That day, the stock pumped up to all time highs. This is an army of retail traders with get-rich-quick dreams who, instead of gambling in Penn because they can’t, are gambling on Penn because they have nothing else to do. They have no idea what they are doing, and judging by the collapse in volume and rocket in price since June, the retail fuel may be about to run out. With bubbles like these it’s very hard to tell where price goes, but once it falls, it falls hard.
The fact is Penn’s 2Q earnings were horrific. Net revenues were down by more than 75%. One segment was down 90%. EBITDA was down a whopping 94%. But it gets worse. Debt was up 27% to $2.4 billion in an emergency drawdown in loan facilities to stay afloat while business was forcibly shut down.
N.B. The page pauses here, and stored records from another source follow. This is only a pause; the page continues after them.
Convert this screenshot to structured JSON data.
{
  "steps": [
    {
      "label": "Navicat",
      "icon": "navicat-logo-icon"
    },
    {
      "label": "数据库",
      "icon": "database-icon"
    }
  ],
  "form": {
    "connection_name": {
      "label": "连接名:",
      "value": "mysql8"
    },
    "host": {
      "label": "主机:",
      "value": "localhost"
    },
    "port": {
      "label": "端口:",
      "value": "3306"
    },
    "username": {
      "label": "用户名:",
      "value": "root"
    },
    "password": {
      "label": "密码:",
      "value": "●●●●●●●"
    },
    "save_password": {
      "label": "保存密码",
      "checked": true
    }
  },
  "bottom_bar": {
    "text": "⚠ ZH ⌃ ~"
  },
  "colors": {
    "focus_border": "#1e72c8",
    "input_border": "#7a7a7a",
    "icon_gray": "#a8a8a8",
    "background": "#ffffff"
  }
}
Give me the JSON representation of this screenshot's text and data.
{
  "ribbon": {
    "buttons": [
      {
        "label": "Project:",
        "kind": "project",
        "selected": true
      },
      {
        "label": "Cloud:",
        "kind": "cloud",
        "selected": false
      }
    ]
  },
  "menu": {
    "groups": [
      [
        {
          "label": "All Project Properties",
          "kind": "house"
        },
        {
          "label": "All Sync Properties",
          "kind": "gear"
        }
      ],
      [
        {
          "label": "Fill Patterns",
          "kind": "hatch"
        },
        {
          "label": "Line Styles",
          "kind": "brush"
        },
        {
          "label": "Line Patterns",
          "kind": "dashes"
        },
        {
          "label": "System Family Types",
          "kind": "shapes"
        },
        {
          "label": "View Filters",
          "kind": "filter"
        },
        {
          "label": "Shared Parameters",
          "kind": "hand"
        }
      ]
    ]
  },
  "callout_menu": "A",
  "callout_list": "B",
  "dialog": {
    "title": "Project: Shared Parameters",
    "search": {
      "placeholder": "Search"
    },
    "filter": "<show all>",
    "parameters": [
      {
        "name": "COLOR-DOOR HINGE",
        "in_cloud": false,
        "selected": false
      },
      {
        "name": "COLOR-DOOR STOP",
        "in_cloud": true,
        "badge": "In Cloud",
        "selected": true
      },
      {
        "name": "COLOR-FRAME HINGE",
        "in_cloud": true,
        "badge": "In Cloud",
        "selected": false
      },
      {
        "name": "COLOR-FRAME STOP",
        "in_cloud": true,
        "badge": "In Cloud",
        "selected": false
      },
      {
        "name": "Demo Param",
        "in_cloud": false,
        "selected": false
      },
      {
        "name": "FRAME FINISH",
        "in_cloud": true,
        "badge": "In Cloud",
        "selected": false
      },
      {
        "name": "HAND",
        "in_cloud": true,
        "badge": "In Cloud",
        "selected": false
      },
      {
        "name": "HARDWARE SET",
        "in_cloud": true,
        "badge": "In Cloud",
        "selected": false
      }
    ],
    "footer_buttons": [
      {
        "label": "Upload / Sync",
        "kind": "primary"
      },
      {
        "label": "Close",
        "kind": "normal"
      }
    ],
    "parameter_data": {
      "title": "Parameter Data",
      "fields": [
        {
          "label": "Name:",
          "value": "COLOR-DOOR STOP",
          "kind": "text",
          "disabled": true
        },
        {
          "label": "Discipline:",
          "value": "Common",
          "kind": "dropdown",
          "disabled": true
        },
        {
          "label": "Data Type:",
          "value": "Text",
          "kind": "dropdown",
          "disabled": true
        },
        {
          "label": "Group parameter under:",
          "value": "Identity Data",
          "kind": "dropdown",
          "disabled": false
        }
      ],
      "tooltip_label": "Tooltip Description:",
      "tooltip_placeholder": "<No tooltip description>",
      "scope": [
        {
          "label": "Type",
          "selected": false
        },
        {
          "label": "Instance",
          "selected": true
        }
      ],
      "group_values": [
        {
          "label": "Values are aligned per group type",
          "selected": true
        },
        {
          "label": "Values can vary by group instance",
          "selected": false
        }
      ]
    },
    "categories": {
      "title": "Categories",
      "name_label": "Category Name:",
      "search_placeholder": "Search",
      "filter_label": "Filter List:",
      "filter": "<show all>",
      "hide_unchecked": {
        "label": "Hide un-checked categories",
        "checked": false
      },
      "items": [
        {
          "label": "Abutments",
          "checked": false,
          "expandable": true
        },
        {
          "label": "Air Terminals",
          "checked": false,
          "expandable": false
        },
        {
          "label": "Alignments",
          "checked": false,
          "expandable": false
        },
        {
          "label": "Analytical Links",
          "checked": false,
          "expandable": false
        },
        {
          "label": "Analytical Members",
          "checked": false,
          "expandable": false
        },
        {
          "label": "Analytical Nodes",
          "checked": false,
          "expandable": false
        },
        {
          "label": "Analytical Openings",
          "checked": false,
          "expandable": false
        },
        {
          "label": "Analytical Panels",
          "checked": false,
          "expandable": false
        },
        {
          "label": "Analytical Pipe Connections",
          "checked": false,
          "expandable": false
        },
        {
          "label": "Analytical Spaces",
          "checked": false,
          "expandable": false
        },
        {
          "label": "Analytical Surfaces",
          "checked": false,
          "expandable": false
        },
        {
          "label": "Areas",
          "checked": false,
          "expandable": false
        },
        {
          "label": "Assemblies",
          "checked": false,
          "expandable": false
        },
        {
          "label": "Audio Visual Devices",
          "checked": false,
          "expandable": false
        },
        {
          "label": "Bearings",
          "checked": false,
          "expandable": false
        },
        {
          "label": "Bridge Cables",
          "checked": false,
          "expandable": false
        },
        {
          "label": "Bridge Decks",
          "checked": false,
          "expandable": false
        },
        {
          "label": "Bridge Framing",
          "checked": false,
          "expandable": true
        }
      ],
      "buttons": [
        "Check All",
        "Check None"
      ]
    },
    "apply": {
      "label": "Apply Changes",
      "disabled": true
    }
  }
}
And to top it all off, a total of 19,166,667 new shares were offered in a $345 million dilution. Penn can thank Portnoy for that generous cash infusion.
None of that matters of course. But nobody has any idea when or even if regional casino gaming ever goes back to normal. Weren’t we originally talking about 2-week lockdowns? It’s been 6 months now, and restrictions against normal human activity are still in place. Will Q3 be better than Q2? Of course, but so what?
There’s always a real reason for crazy moves like this that people don’t like to admit, and there’s invariably the excuse that bulls prefer to focus on. The excuse is that Penn is gearing up for an online sports betting push that will supposedly change the company forever. Point to William Hill seeing an August boom in sports betting. Point to Michael Jordan joining the board of DraftKings and buying a stake.
To add a veneer of legitimacy to this we have “analysts” making ridiculous calls gunning for $75 within a year, and a $200 long term price target. Anything that sounds encouraging enough to justify historic valuations for a company that has lost most of its business in the short term and thanks to that is now in significantly deeper debt that does not just magically go away or get forgiven because oops, pandemic, it wasn’t your fault. See how creditors take to that explanation.
But hey, in the meantime, if you’re calling for $200 why not $500? Tesla made it there, and it’s never even made any money, yet on paper it’s worth more than all U.S. car manufacturers combined.
Excuses are just excuses. The real reason for this move is that there are now $4 trillion more dollars in the U.S. banking system chasing paper assets than there were when Penn last hit highs in February. That’s a 20% increase in the money supply in 6 months. It’s all got to go somewhere. Most of it is going into Apple, Facebook, and Tesla in the most obscene asset bubbles I have ever seen. But smaller less liquid stocks like Penn are absorbing a nice chunk of it, too, and all they need are a few get-rich-quick-obsessed Portnoy players who were maximum 10 years old when the 2000 tech bubble burst. Tell them about a brand new market called online sports betting and they’ll just go bonkers trading with one another out of their parents’ basements.
Don’t mention, though, that sports ratings are down because, surprisingly, much fewer people want to see games that nobody is allowed to attend, where general managers are ejected for not wearing masks while sitting completely alone in the upper deck, where players are wary of even playing, and where politics now takes center stage. This trend I fear will continue as intermittent rioting progresses in America’s big urban cities and resentment dials up on both sides.
The question is timing. When does this crazy upside move finally end? No one can know the exact answer to this question, but my feeling now is that by the end of the year it will be over. Whether the trigger will be an election standoff in the United States like 2000 except more violent and dangerous, a no deal Brexit becoming inevitable (Boris just gave the EU27 an October 15 deadline), or a crack in the U.S. dollar which is already cracking. It will be something, and when that something hits, Penn and other speculative manias are going to careen downwards in the opposite direction, even faster than they rose to these stratospheric levels.
$15 PENN puts for January 2022 are going for $1.89. I’m going short. If you want to know what else I’m doing, join my newsletter here.